Afghan forces have been supported by US airstrikes, which pounded Taliban positions in Lashkar Gah on Sunday.
The Afghan defence ministry claimed these killed 54 Taliban fighters and wounded another 23.
There are unconfirmed reports a health clinic and school were damaged by the bombardment.
Taliban is ‘more powerful than ever’ says commentator
Lashkar Gah is capital of Helmand province, where thousands of British troops battled the Taliban for years before withdrawing.
In a statement, Major Nicole Ferrara, a spokesperson for the American Central Command, said: “US forces have conducted several air strikes in defence of our Afghan partners in recent days.”
Donald Trump signed a peace deal with the Taliban in 2020, pledging to withdraw US troops in return for the group entering talks with the Afghan government and pledging not to harbour Al-Qaeda terrorists again.
However, there are already reports of foreign extremist groups fighting alongside the Taliban.
The Taliban provided sanctuary to Al-Qaeda before the 9/11 attacks (Image: GETTY)
The Taliban’s alliance with Al-Qaeda, who used Afghanistan to plan and train for the 9/11 attacks, provoked the 2001 US invasion.

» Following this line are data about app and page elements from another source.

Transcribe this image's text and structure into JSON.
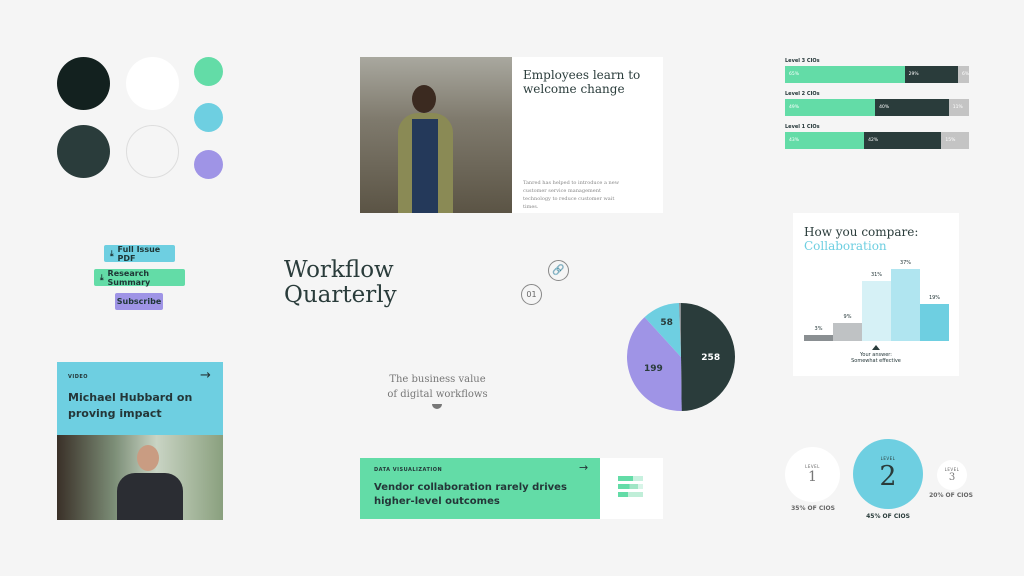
{
  "palette": {
    "colors": [
      "#13211f",
      "#ffffff",
      "#63dca7",
      "#2a3c3b",
      "#f5f5f5",
      "#6ecfe1",
      "#9f94e6"
    ]
  },
  "article_card": {
    "title": "Employees learn to welcome change",
    "body": "Tanred has helped to introduce a new customer service management technology to reduce customer wait times."
  },
  "buttons": {
    "pdf": "Full Issue PDF",
    "research": "Research Summary",
    "subscribe": "Subscribe",
    "download_icon": "download-icon"
  },
  "brand": {
    "line1": "Workflow",
    "line2": "Quarterly"
  },
  "link_icon": "link-icon",
  "page_number": "01",
  "tagline": {
    "line1": "The business value",
    "line2": "of digital workflows"
  },
  "video_card": {
    "kicker": "VIDEO",
    "title": "Michael Hubbard on proving impact"
  },
  "dataviz_card": {
    "kicker": "DATA VISUALIZATION",
    "title": "Vendor collaboration rarely drives higher-level outcomes"
  },
  "chart_data": [
    {
      "type": "bar",
      "orientation": "horizontal-stacked",
      "colors": [
        "#63dca7",
        "#2a3c3b",
        "#c4c4c4"
      ],
      "categories": [
        "Level 3 CIOs",
        "Level 2 CIOs",
        "Level 1 CIOs"
      ],
      "values": [
        [
          65,
          29,
          6
        ],
        [
          49,
          40,
          11
        ],
        [
          43,
          42,
          15
        ]
      ],
      "labels": [
        [
          "65%",
          "29%",
          "6%"
        ],
        [
          "49%",
          "40%",
          "11%"
        ],
        [
          "43%",
          "42%",
          "15%"
        ]
      ]
    },
    {
      "type": "bar",
      "title": "How you compare:",
      "subtitle": "Collaboration",
      "values": [
        3,
        9,
        31,
        37,
        19
      ],
      "labels": [
        "3%",
        "9%",
        "31%",
        "37%",
        "19%"
      ],
      "colors": [
        "#8a8f92",
        "#bfc2c4",
        "#d6f1f6",
        "#b0e5f0",
        "#6ecfe1"
      ],
      "annotation": {
        "line1": "Your answer:",
        "line2": "Somewhat effective"
      }
    },
    {
      "type": "pie",
      "values": [
        258,
        199,
        58,
        3
      ],
      "labels": [
        "258",
        "199",
        "58",
        ""
      ],
      "colors": [
        "#2a3c3b",
        "#9f94e6",
        "#6ecfe1",
        "#8a8f92"
      ]
    }
  ],
  "levels": [
    {
      "label": "LEVEL",
      "num": "1",
      "caption": "35% OF CIOS"
    },
    {
      "label": "LEVEL",
      "num": "2",
      "caption": "45% OF CIOS"
    },
    {
      "label": "LEVEL",
      "num": "3",
      "caption": "20% OF CIOS"
    }
  ]
}
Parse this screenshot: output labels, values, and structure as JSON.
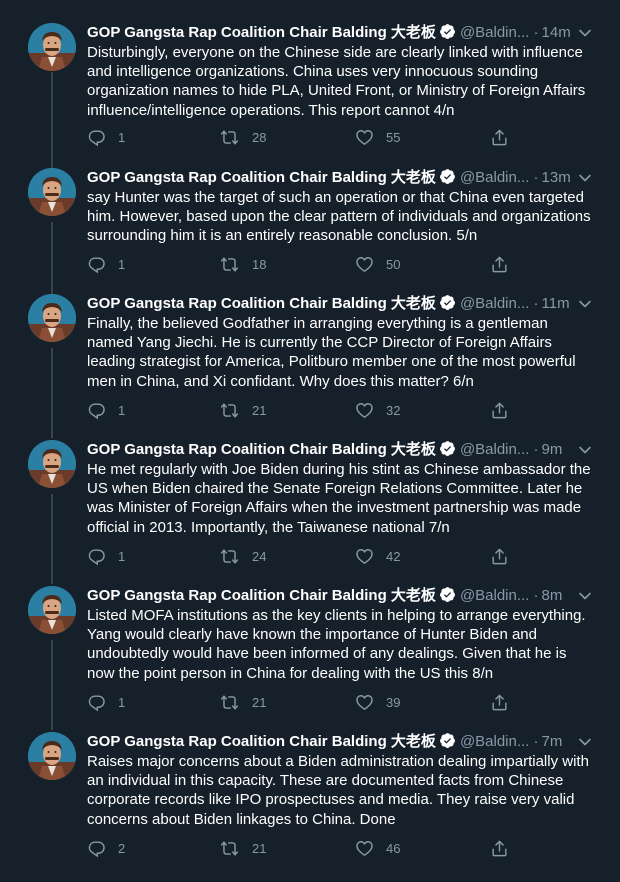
{
  "colors": {
    "background": "#15202b",
    "text": "#ffffff",
    "secondary": "#8899a6",
    "verified": "#ffffff",
    "divider": "#38444d"
  },
  "icons": {
    "reply": "reply-icon",
    "retweet": "retweet-icon",
    "like": "heart-icon",
    "share": "share-icon",
    "more": "chevron-down-icon",
    "verified": "verified-badge-icon"
  },
  "tweets": [
    {
      "name": "GOP Gangsta Rap Coalition Chair Balding 大老板",
      "handle": "@Baldin...",
      "sep": "·",
      "time": "14m",
      "text": "Disturbingly, everyone on the Chinese side are clearly linked with influence and intelligence organizations. China uses very innocuous sounding organization names to hide PLA, United Front, or Ministry of Foreign Affairs influence/intelligence operations. This report cannot 4/n",
      "replies": "1",
      "retweets": "28",
      "likes": "55"
    },
    {
      "name": "GOP Gangsta Rap Coalition Chair Balding 大老板",
      "handle": "@Baldin...",
      "sep": "·",
      "time": "13m",
      "text": "say Hunter was the target of such an operation or that China even targeted him. However, based upon the clear pattern of individuals and organizations surrounding him it is an entirely reasonable conclusion. 5/n",
      "replies": "1",
      "retweets": "18",
      "likes": "50"
    },
    {
      "name": "GOP Gangsta Rap Coalition Chair Balding 大老板",
      "handle": "@Baldin...",
      "sep": "·",
      "time": "11m",
      "text": "Finally, the believed Godfather in arranging everything is a gentleman named Yang Jiechi. He is currently the CCP Director of Foreign Affairs leading strategist for America, Politburo member one of the most powerful men in China, and Xi confidant. Why does this matter? 6/n",
      "replies": "1",
      "retweets": "21",
      "likes": "32"
    },
    {
      "name": "GOP Gangsta Rap Coalition Chair Balding 大老板",
      "handle": "@Baldin...",
      "sep": "·",
      "time": "9m",
      "text": "He met regularly with Joe Biden during his stint as Chinese ambassador the US when Biden chaired the Senate Foreign Relations Committee.  Later he was Minister of Foreign Affairs when the investment partnership was made official in 2013. Importantly, the Taiwanese national 7/n",
      "replies": "1",
      "retweets": "24",
      "likes": "42"
    },
    {
      "name": "GOP Gangsta Rap Coalition Chair Balding 大老板",
      "handle": "@Baldin...",
      "sep": "·",
      "time": "8m",
      "text": "Listed MOFA institutions as the key clients in helping to arrange everything. Yang would clearly have known the importance of Hunter Biden and undoubtedly would have been informed of any dealings. Given that he is now the point person in China for dealing with the US this 8/n",
      "replies": "1",
      "retweets": "21",
      "likes": "39"
    },
    {
      "name": "GOP Gangsta Rap Coalition Chair Balding 大老板",
      "handle": "@Baldin...",
      "sep": "·",
      "time": "7m",
      "text": "Raises major concerns about a Biden administration dealing impartially with an individual in this capacity. These are documented facts from Chinese corporate records like IPO prospectuses and media. They raise very valid concerns about Biden linkages to China. Done",
      "replies": "2",
      "retweets": "21",
      "likes": "46"
    }
  ]
}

President Biden decided to push ahead with the withdrawal, despite fears about Taliban gains.
One counter-terrorism expert tweeted: “Al-Qaeda chatter and media has been a 24-7 hype party for the Taliban and its victories.
“In some ways, it feels like the earlier days of the Syria Civil War amid Nusra Front’s [Al-Qaeda] victories – except now on a completely different scale, given the Taliban’s horrifying momentum.”